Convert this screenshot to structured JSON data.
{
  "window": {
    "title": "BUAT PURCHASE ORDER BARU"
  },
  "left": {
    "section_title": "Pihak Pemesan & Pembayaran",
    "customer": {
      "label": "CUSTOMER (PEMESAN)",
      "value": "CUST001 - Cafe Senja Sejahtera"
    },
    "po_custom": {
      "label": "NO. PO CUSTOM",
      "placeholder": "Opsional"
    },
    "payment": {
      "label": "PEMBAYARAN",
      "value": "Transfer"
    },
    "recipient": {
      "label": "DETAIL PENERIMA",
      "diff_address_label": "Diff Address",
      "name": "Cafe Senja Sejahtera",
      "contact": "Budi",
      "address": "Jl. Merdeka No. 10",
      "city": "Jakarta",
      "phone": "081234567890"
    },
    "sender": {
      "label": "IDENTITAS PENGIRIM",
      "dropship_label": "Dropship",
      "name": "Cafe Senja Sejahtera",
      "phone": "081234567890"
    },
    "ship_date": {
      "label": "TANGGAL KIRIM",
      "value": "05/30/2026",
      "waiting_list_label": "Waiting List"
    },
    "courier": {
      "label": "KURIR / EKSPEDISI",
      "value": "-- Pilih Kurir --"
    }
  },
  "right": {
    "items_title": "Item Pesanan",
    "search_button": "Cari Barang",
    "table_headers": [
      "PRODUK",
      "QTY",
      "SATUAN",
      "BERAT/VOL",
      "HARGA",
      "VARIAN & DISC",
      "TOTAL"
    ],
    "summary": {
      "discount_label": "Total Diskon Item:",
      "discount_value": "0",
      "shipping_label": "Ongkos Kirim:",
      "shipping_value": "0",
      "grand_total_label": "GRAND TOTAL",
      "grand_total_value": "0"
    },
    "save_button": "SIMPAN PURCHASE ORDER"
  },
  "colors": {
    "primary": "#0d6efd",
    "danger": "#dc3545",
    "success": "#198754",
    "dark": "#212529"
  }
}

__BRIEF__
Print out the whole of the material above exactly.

__ANSWER BOX__
Convert this screenshot to structured JSON data.
{
  "window": {
    "title": "BUAT PURCHASE ORDER BARU"
  },
  "left": {
    "section_title": "Pihak Pemesan & Pembayaran",
    "customer": {
      "label": "CUSTOMER (PEMESAN)",
      "value": "CUST001 - Cafe Senja Sejahtera"
    },
    "po_custom": {
      "label": "NO. PO CUSTOM",
      "placeholder": "Opsional"
    },
    "payment": {
      "label": "PEMBAYARAN",
      "value": "Transfer"
    },
    "recipient": {
      "label": "DETAIL PENERIMA",
      "diff_address_label": "Diff Address",
      "name": "Cafe Senja Sejahtera",
      "contact": "Budi",
      "address": "Jl. Merdeka No. 10",
      "city": "Jakarta",
      "phone": "081234567890"
    },
    "sender": {
      "label": "IDENTITAS PENGIRIM",
      "dropship_label": "Dropship",
      "name": "Cafe Senja Sejahtera",
      "phone": "081234567890"
    },
    "ship_date": {
      "label": "TANGGAL KIRIM",
      "value": "05/30/2026",
      "waiting_list_label": "Waiting List"
    },
    "courier": {
      "label": "KURIR / EKSPEDISI",
      "value": "-- Pilih Kurir --"
    }
  },
  "right": {
    "items_title": "Item Pesanan",
    "search_button": "Cari Barang",
    "table_headers": [
      "PRODUK",
      "QTY",
      "SATUAN",
      "BERAT/VOL",
      "HARGA",
      "VARIAN & DISC",
      "TOTAL"
    ],
    "summary": {
      "discount_label": "Total Diskon Item:",
      "discount_value": "0",
      "shipping_label": "Ongkos Kirim:",
      "shipping_value": "0",
      "grand_total_label": "GRAND TOTAL",
      "grand_total_value": "0"
    },
    "save_button": "SIMPAN PURCHASE ORDER"
  },
  "colors": {
    "primary": "#0d6efd",
    "danger": "#dc3545",
    "success": "#198754",
    "dark": "#212529"
  }
}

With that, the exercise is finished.